EXERCISE: Give the records again, word for word.

[DATA TO PROCESS — start]

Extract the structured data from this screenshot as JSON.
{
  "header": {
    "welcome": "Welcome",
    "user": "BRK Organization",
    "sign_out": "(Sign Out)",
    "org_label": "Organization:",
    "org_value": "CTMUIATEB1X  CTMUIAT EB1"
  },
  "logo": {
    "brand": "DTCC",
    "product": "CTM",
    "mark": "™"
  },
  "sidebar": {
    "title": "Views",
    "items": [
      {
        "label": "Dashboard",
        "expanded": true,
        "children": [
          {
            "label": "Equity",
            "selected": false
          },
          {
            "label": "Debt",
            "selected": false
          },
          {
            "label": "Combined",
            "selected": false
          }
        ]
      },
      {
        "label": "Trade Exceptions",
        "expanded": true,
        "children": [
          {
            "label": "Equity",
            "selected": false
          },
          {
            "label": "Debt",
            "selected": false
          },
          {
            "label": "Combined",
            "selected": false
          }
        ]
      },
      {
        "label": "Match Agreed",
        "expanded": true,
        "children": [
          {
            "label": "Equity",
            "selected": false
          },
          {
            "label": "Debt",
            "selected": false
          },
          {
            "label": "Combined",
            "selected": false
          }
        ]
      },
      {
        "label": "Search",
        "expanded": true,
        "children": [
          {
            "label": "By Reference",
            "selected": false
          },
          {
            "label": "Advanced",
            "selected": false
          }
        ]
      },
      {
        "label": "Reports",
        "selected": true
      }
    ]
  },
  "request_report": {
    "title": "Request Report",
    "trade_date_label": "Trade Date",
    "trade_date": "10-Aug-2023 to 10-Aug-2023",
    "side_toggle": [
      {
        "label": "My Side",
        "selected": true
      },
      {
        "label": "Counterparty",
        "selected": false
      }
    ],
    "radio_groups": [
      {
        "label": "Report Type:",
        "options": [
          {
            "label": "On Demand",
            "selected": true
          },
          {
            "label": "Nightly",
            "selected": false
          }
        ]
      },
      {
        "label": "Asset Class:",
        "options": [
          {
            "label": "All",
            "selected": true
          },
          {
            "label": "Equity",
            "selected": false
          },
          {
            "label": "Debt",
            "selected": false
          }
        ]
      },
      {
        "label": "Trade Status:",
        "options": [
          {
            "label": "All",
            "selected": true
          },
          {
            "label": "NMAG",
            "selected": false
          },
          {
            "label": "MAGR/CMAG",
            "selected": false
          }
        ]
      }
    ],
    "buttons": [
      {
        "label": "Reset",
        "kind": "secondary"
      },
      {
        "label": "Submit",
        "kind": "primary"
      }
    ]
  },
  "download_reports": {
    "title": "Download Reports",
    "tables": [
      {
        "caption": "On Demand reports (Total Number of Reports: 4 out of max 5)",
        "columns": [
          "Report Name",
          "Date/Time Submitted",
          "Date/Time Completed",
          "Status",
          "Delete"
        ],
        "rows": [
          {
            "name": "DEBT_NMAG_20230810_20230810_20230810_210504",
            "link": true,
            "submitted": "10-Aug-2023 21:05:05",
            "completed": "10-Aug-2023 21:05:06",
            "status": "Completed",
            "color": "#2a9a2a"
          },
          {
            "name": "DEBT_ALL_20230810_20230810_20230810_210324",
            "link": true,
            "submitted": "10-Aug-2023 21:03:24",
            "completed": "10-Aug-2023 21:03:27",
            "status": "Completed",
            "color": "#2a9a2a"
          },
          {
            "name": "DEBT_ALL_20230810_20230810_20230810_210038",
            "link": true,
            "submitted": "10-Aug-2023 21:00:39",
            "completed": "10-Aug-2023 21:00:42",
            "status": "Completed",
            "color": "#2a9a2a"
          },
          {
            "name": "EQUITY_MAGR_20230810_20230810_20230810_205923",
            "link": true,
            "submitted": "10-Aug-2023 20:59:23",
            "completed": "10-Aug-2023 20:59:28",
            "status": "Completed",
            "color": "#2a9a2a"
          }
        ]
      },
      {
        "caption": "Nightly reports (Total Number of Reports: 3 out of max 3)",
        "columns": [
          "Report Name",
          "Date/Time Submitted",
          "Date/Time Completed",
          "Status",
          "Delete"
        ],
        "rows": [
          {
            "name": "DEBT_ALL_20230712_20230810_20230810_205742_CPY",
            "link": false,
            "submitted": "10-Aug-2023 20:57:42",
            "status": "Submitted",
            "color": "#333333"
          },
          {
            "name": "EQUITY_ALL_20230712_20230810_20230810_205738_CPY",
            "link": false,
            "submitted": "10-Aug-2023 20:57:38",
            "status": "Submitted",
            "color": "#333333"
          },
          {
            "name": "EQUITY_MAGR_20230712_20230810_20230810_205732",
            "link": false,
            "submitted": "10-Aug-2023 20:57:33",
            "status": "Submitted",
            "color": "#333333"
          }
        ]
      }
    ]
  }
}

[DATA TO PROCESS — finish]

EXERCISE RESULT:
Extract the structured data from this screenshot as JSON.
{
  "header": {
    "welcome": "Welcome",
    "user": "BRK Organization",
    "sign_out": "(Sign Out)",
    "org_label": "Organization:",
    "org_value": "CTMUIATEB1X  CTMUIAT EB1"
  },
  "logo": {
    "brand": "DTCC",
    "product": "CTM",
    "mark": "™"
  },
  "sidebar": {
    "title": "Views",
    "items": [
      {
        "label": "Dashboard",
        "expanded": true,
        "children": [
          {
            "label": "Equity",
            "selected": false
          },
          {
            "label": "Debt",
            "selected": false
          },
          {
            "label": "Combined",
            "selected": false
          }
        ]
      },
      {
        "label": "Trade Exceptions",
        "expanded": true,
        "children": [
          {
            "label": "Equity",
            "selected": false
          },
          {
            "label": "Debt",
            "selected": false
          },
          {
            "label": "Combined",
            "selected": false
          }
        ]
      },
      {
        "label": "Match Agreed",
        "expanded": true,
        "children": [
          {
            "label": "Equity",
            "selected": false
          },
          {
            "label": "Debt",
            "selected": false
          },
          {
            "label": "Combined",
            "selected": false
          }
        ]
      },
      {
        "label": "Search",
        "expanded": true,
        "children": [
          {
            "label": "By Reference",
            "selected": false
          },
          {
            "label": "Advanced",
            "selected": false
          }
        ]
      },
      {
        "label": "Reports",
        "selected": true
      }
    ]
  },
  "request_report": {
    "title": "Request Report",
    "trade_date_label": "Trade Date",
    "trade_date": "10-Aug-2023 to 10-Aug-2023",
    "side_toggle": [
      {
        "label": "My Side",
        "selected": true
      },
      {
        "label": "Counterparty",
        "selected": false
      }
    ],
    "radio_groups": [
      {
        "label": "Report Type:",
        "options": [
          {
            "label": "On Demand",
            "selected": true
          },
          {
            "label": "Nightly",
            "selected": false
          }
        ]
      },
      {
        "label": "Asset Class:",
        "options": [
          {
            "label": "All",
            "selected": true
          },
          {
            "label": "Equity",
            "selected": false
          },
          {
            "label": "Debt",
            "selected": false
          }
        ]
      },
      {
        "label": "Trade Status:",
        "options": [
          {
            "label": "All",
            "selected": true
          },
          {
            "label": "NMAG",
            "selected": false
          },
          {
            "label": "MAGR/CMAG",
            "selected": false
          }
        ]
      }
    ],
    "buttons": [
      {
        "label": "Reset",
        "kind": "secondary"
      },
      {
        "label": "Submit",
        "kind": "primary"
      }
    ]
  },
  "download_reports": {
    "title": "Download Reports",
    "tables": [
      {
        "caption": "On Demand reports (Total Number of Reports: 4 out of max 5)",
        "columns": [
          "Report Name",
          "Date/Time Submitted",
          "Date/Time Completed",
          "Status",
          "Delete"
        ],
        "rows": [
          {
            "name": "DEBT_NMAG_20230810_20230810_20230810_210504",
            "link": true,
            "submitted": "10-Aug-2023 21:05:05",
            "completed": "10-Aug-2023 21:05:06",
            "status": "Completed",
            "color": "#2a9a2a"
          },
          {
            "name": "DEBT_ALL_20230810_20230810_20230810_210324",
            "link": true,
            "submitted": "10-Aug-2023 21:03:24",
            "completed": "10-Aug-2023 21:03:27",
            "status": "Completed",
            "color": "#2a9a2a"
          },
          {
            "name": "DEBT_ALL_20230810_20230810_20230810_210038",
            "link": true,
            "submitted": "10-Aug-2023 21:00:39",
            "completed": "10-Aug-2023 21:00:42",
            "status": "Completed",
            "color": "#2a9a2a"
          },
          {
            "name": "EQUITY_MAGR_20230810_20230810_20230810_205923",
            "link": true,
            "submitted": "10-Aug-2023 20:59:23",
            "completed": "10-Aug-2023 20:59:28",
            "status": "Completed",
            "color": "#2a9a2a"
          }
        ]
      },
      {
        "caption": "Nightly reports (Total Number of Reports: 3 out of max 3)",
        "columns": [
          "Report Name",
          "Date/Time Submitted",
          "Date/Time Completed",
          "Status",
          "Delete"
        ],
        "rows": [
          {
            "name": "DEBT_ALL_20230712_20230810_20230810_205742_CPY",
            "link": false,
            "submitted": "10-Aug-2023 20:57:42",
            "status": "Submitted",
            "color": "#333333"
          },
          {
            "name": "EQUITY_ALL_20230712_20230810_20230810_205738_CPY",
            "link": false,
            "submitted": "10-Aug-2023 20:57:38",
            "status": "Submitted",
            "color": "#333333"
          },
          {
            "name": "EQUITY_MAGR_20230712_20230810_20230810_205732",
            "link": false,
            "submitted": "10-Aug-2023 20:57:33",
            "status": "Submitted",
            "color": "#333333"
          }
        ]
      }
    ]
  }
}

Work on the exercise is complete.